On Friday, we learned that the U.S. economy added just
162,000 jobs in July, missing expectations for 185,000 new jobs. Even worse, the June jobs number was revised down to +188,000 from last month’s estimate of +195,000 jobs.
Meanwhile, the unemployment rate dropped from 7.6% in June to 7.4% in July with the caveat that the labour force participation rate fell to 63.4% from 63.5% a month ago.
So, what does all of this mean for the direction of monetary policy?
In a new 8-page note to clients, Credit Suisse’s Neal Soss reviewed the job market indicators followed by Janet Yellen, the current Vice Chair of the Federal Reserve Board and the frontrunner to become the next Chairman.
“‘Substantial improvement in the labour market’ has been the Fed’s stated benchmark for assessing its stimulus program,” said Soss in a new note to clients. “Earlier this year, Federal Reserve Vice Chair Janet Yellen attempted to flesh out the substantial improvement idea by highlighting five variables she considered informative.”
Here’s a little of what Soss saw.

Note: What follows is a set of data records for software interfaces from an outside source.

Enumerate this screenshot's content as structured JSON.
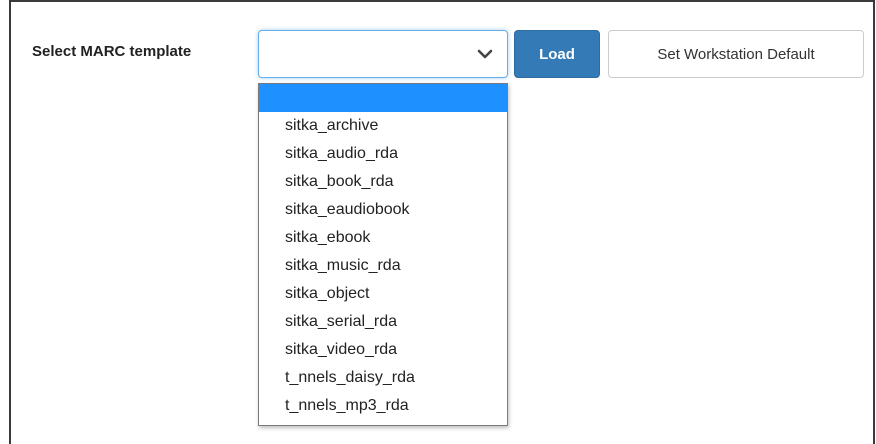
{
  "form": {
    "label": "Select MARC template",
    "select": {
      "selected_value": "",
      "options": [
        "",
        "sitka_archive",
        "sitka_audio_rda",
        "sitka_book_rda",
        "sitka_eaudiobook",
        "sitka_ebook",
        "sitka_music_rda",
        "sitka_object",
        "sitka_serial_rda",
        "sitka_video_rda",
        "t_nnels_daisy_rda",
        "t_nnels_mp3_rda"
      ],
      "highlighted_index": 0,
      "icon": "chevron-down-icon"
    },
    "load_label": "Load",
    "default_label": "Set Workstation Default"
  },
  "colors": {
    "primary_button": "#337ab7",
    "highlight": "#1e90ff",
    "focus_border": "#66afe9"
  }
}
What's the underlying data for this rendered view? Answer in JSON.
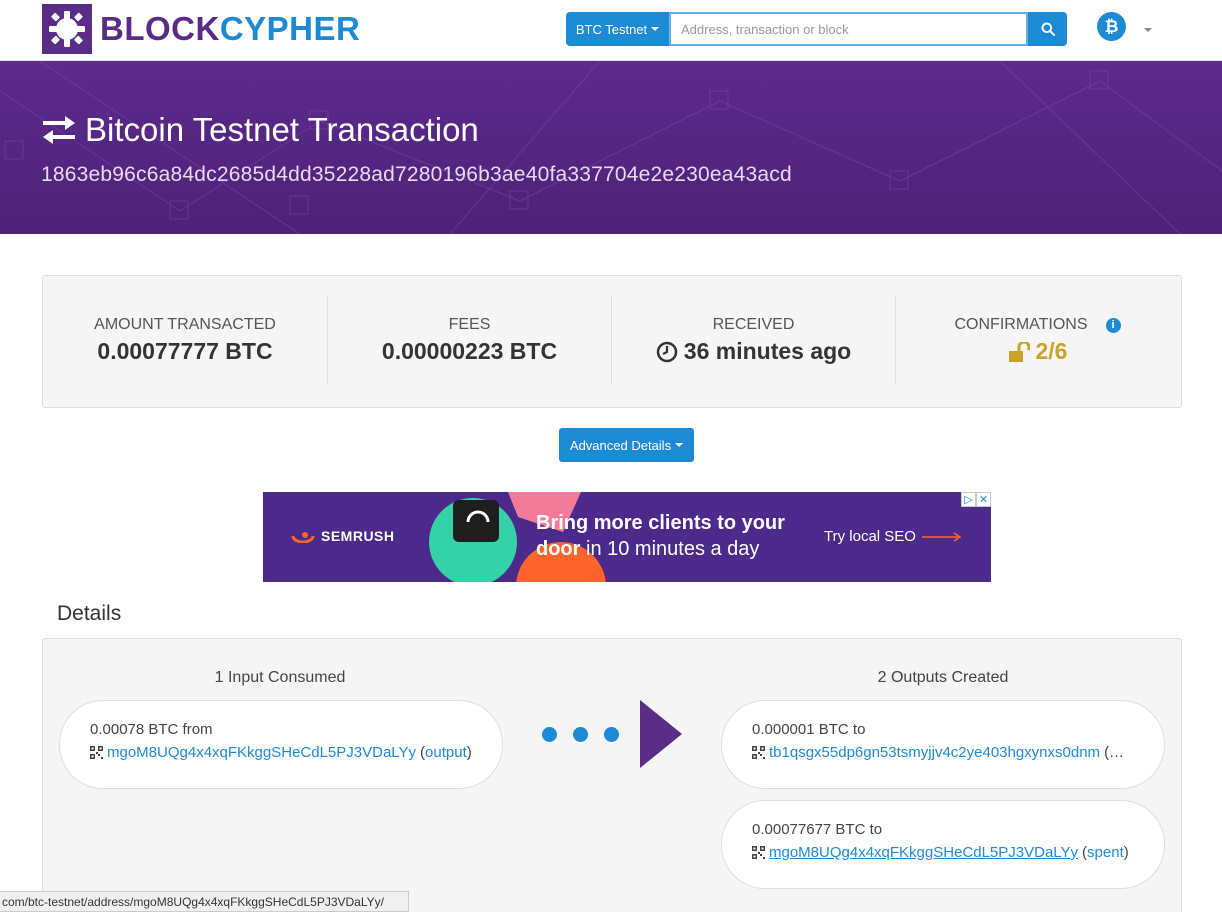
{
  "nav": {
    "logo_a": "BLOCK",
    "logo_b": "CYPHER",
    "network_label": "BTC Testnet",
    "search_placeholder": "Address, transaction or block",
    "currency_icon": "bitcoin-icon"
  },
  "hero": {
    "title": "Bitcoin Testnet Transaction",
    "hash": "1863eb96c6a84dc2685d4dd35228ad7280196b3ae40fa337704e2e230ea43acd"
  },
  "summary": {
    "amount_label": "AMOUNT TRANSACTED",
    "amount_value": "0.00077777 BTC",
    "fees_label": "FEES",
    "fees_value": "0.00000223 BTC",
    "received_label": "RECEIVED",
    "received_value": "36 minutes ago",
    "confirmations_label": "CONFIRMATIONS",
    "confirmations_value": "2/6",
    "colors": {
      "confirmations": "#c9a227",
      "accent": "#1d8ad6",
      "brand": "#5b2c86"
    }
  },
  "advanced_button": "Advanced Details",
  "ad": {
    "brand": "SEMRUSH",
    "headline_bold": "Bring more clients to your door",
    "headline_rest": " in 10 minutes a day",
    "cta": "Try local SEO"
  },
  "details": {
    "title": "Details",
    "inputs_heading": "1 Input Consumed",
    "outputs_heading": "2 Outputs Created",
    "inputs": [
      {
        "amount": "0.00078 BTC from",
        "address": "mgoM8UQg4x4xqFKkggSHeCdL5PJ3VDaLYy",
        "open": "(",
        "tag": "output",
        "close": ")"
      }
    ],
    "outputs": [
      {
        "amount": "0.000001 BTC to",
        "address": "tb1qsgx55dp6gn53tsmyjjv4c2ye403hgxynxs0dnm",
        "open": "(…",
        "tag": "",
        "close": ""
      },
      {
        "amount": "0.00077677 BTC to",
        "address": "mgoM8UQg4x4xqFKkggSHeCdL5PJ3VDaLYy",
        "open": "(",
        "tag": "spent",
        "close": ")"
      }
    ]
  },
  "statusbar": "com/btc-testnet/address/mgoM8UQg4x4xqFKkggSHeCdL5PJ3VDaLYy/"
}
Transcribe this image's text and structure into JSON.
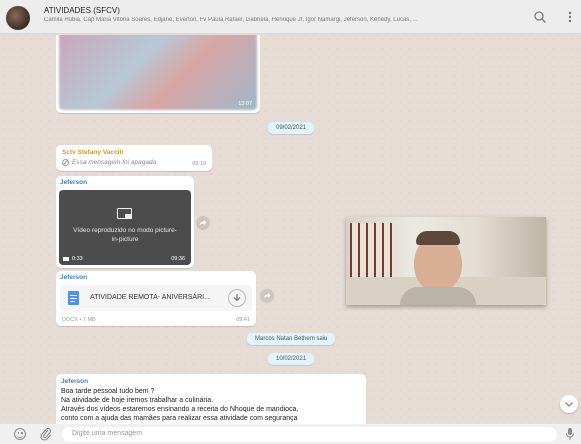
{
  "header": {
    "title": "ATIVIDADES (SFCV)",
    "members": "Camila Rubia, Cap Maria Vitória Soares, Edjane, Everton, Fv Paula Rafael, Gabriela, Henrique Jf, Igor Namargi, Jeferson, Kenedy, Lucas, ..."
  },
  "messages": {
    "first_image_time": "13:07",
    "date_1": "09/02/2021",
    "deleted": {
      "sender": "Sctv Stefany Vaccili",
      "text": "Essa mensagem foi apagada",
      "time": "08:10"
    },
    "video": {
      "sender": "Jeferson",
      "pip_text": "Vídeo reproduzido no modo picture-in-picture",
      "duration": "0:33",
      "time": "09:36"
    },
    "document": {
      "sender": "Jeferson",
      "filename": "ATIVIDADE REMOTA- ANIVERSÁRI...",
      "meta": "DOCX • 7 MB",
      "time": "09:41"
    },
    "system_left": "Marcos Natan Bethem saiu",
    "date_2": "10/02/2021",
    "text_msg": {
      "sender": "Jeferson",
      "lines": [
        "Boa tarde pessoal tudo bem ?",
        "Na atividade de hoje iremos trabalhar a culinária.",
        "Através dos vídeos estaremos ensinando a receita do Nhoque de mandioca,",
        "conto com a ajuda das mamães para realizar essa atividade com segurança"
      ]
    }
  },
  "footer": {
    "placeholder": "Digite uma mensagem"
  },
  "icons": [
    "search-icon",
    "menu-icon",
    "emoji-icon",
    "attach-icon",
    "mic-icon",
    "forward-icon",
    "download-icon",
    "document-icon",
    "video-icon",
    "scroll-down-icon",
    "deleted-icon"
  ]
}
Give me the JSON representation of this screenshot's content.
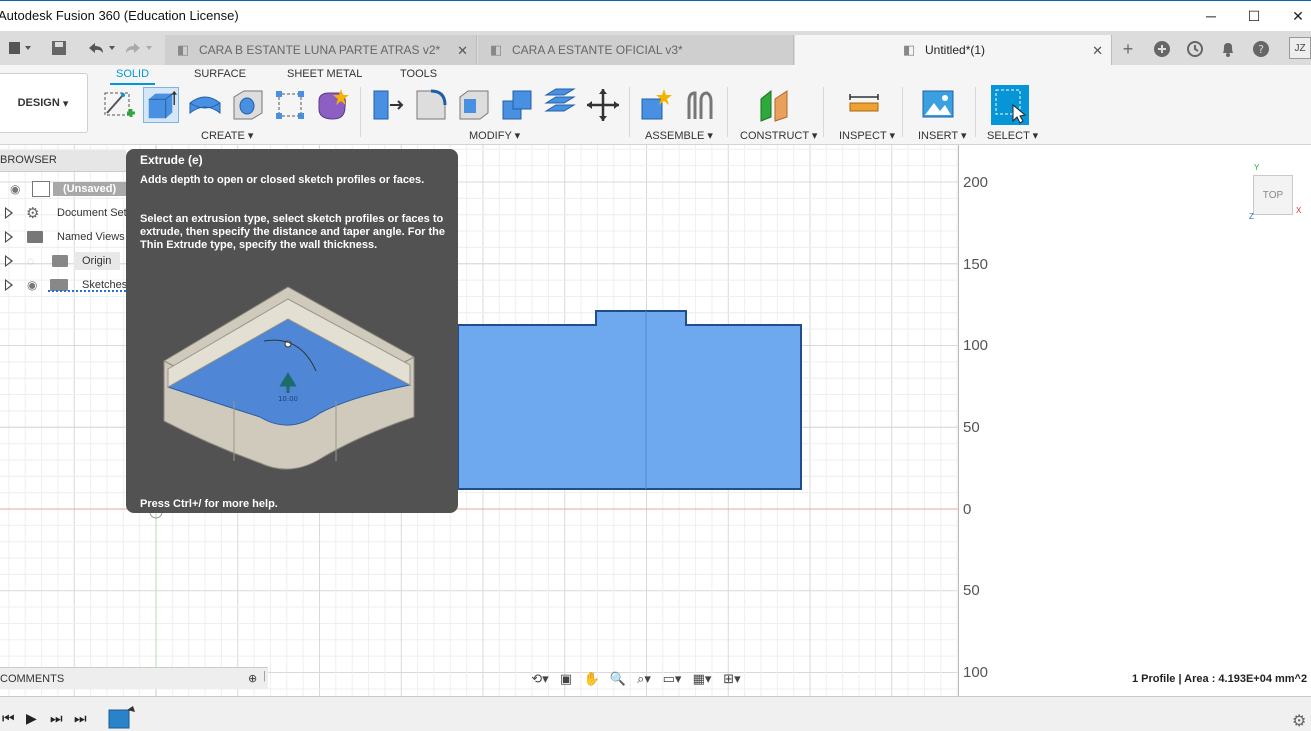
{
  "window": {
    "title": "Autodesk Fusion 360 (Education License)",
    "minimize": "─",
    "maximize": "☐",
    "close": "✕"
  },
  "tabs": [
    {
      "label": "CARA  B ESTANTE LUNA PARTE ATRAS v2*",
      "active": false
    },
    {
      "label": "CARA A ESTANTE OFICIAL v3*",
      "active": false
    },
    {
      "label": "Untitled*(1)",
      "active": true
    }
  ],
  "user_initials": "JZ",
  "toolbar": {
    "workspace": "DESIGN",
    "workspace_tabs": [
      "SOLID",
      "SURFACE",
      "SHEET METAL",
      "TOOLS"
    ],
    "active_tab": "SOLID",
    "groups": [
      "CREATE",
      "MODIFY",
      "ASSEMBLE",
      "CONSTRUCT",
      "INSPECT",
      "INSERT",
      "SELECT"
    ]
  },
  "browser": {
    "header": "BROWSER",
    "items": [
      {
        "label": "(Unsaved)"
      },
      {
        "label": "Document Settings"
      },
      {
        "label": "Named Views"
      },
      {
        "label": "Origin"
      },
      {
        "label": "Sketches"
      }
    ]
  },
  "tooltip": {
    "title": "Extrude (e)",
    "p1": "Adds depth to open or closed sketch profiles or faces.",
    "p2": "Select an extrusion type, select sketch profiles or faces to extrude, then specify the distance and taper angle. For the Thin Extrude type, specify the wall thickness.",
    "dimension": "10.00",
    "footer": "Press Ctrl+/ for more help."
  },
  "ruler_ticks": [
    "200",
    "150",
    "100",
    "50",
    "0",
    "50",
    "100"
  ],
  "viewcube": "TOP",
  "axis_labels": {
    "y": "Y",
    "x": "X",
    "z": "Z"
  },
  "comments": "COMMENTS",
  "status": "1 Profile | Area : 4.193E+04 mm^2",
  "colors": {
    "accent": "#0696d7",
    "profile_fill": "#6ea9f0",
    "profile_stroke": "#1f4e8a",
    "tooltip_bg": "#525252"
  }
}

1) Unemployment Rate
Yellen: “Federal Reserve research concludes that the unemployment rate is probably the best single indicator of current labour market conditions. In addition, it is a good predictor of future labour market developments.”
While the 7.4% unemployment rate is the lowest level seen in this cycle, much of the improvement is due to gains in part-time jobs and the decline in the labour force participation rate.
“[I]f the labour force participation rate held steady since December, the unemployment rate would be 7.7%, not 7.4,” said Soss.
2) Payroll Employment
Yellen: “…the pace of payroll employment growth is highly correlated with a diverse set of labour market indicators, and a decline in the unemployment is more likely to signal genuine improvement in the labour market when it is combined with a healthy pace of job gains.”
The July nonfarm payrolls number missed expectations at 162,000, but the trend has been on an upward trajectory.
“[T]he average pace isn’t materially out of the recent range: 175K over the last three months, compared to 200K in the last six months, and 190K in the last twelve months,” noted Soss. “Relative to where it was at the start of QE3, the pace is somewhat improved. (The corresponding moving averages as of last September when QE3 began are 152K, 130K, and 178K.)”
Yellen: “In addition, I am likely to supplement the data on employment and unemployment with measures of gross job flows, such as job loss and hiring, which describe the underlying dynamics of the labour market. For instance, layoffs and discharges as a share of total employment have already returned to their pre-recession level, while the hiring rate remains depressed. Therefore, going forward, I would look for an increase in the rate of hiring”
Yellen, as we know, is a close watcher of the Job Openings and Labour Turnover Survey (JOLTS) report.
New hires as a percentage of employment hasn’t really changed since the Fed embarked on its third round of bond purchases (QE3).
“The hiring rate is also trending well below levels commonly observed before the recession,” said Soss. “This explains why jobless claims-based regressions have been persistently overestimating payroll growth by a substantial margin this cycle”
4) Quit Rate
Yellen: “…a pickup in the quit rate, which also remains at a low level, would signal that workers perceive that their chances to be rehired are good–in other words, that labour demand has strengthened.”
The quit rate and the rate of job leavers have been on the rise since recovery started in 2009.
5) Economic Growth
Yellen: “I also intend to consider my forecast of the overall pace of spending and growth in the economy. A decline in unemployment, when it is not accompanied by sufficiently strong growth, may not indicate a substantial improvement in the labour market outlook. Similarly, a convincing pickup in growth that is expected to be sustained could prompt a determination that the outlook for the labour market had substantially improved even absent any substantial decline at that point in the unemployment rate.”
When the recovery began, GDP growth was outpacing employment gains in what many dubbed the jobless recovery. More recently, those roles appear to have reversed.
“Job growth has been overshooting GDP growth by a substantial margin this year,” said Soss. “And while there are numerous hypotheses as to why that might be happening (lower productivity, doubling-up of part-time workers due to Obamacare concerns, and others), none are entirely convincing. One concern has to be that job growth (which lags GDP) could “catch-down” to the lower run rate of GDP growth (or be revised down in due course).”
So, while the Fed has said it would consider a 6.5% unemployment rate as a threshold to guide monetary policy, it’s clear that the dynamics underlying that number send a much more ambiguous message.
By the way, the new JOLTS report will be published on Tuesday at 10:00 a.m. ET.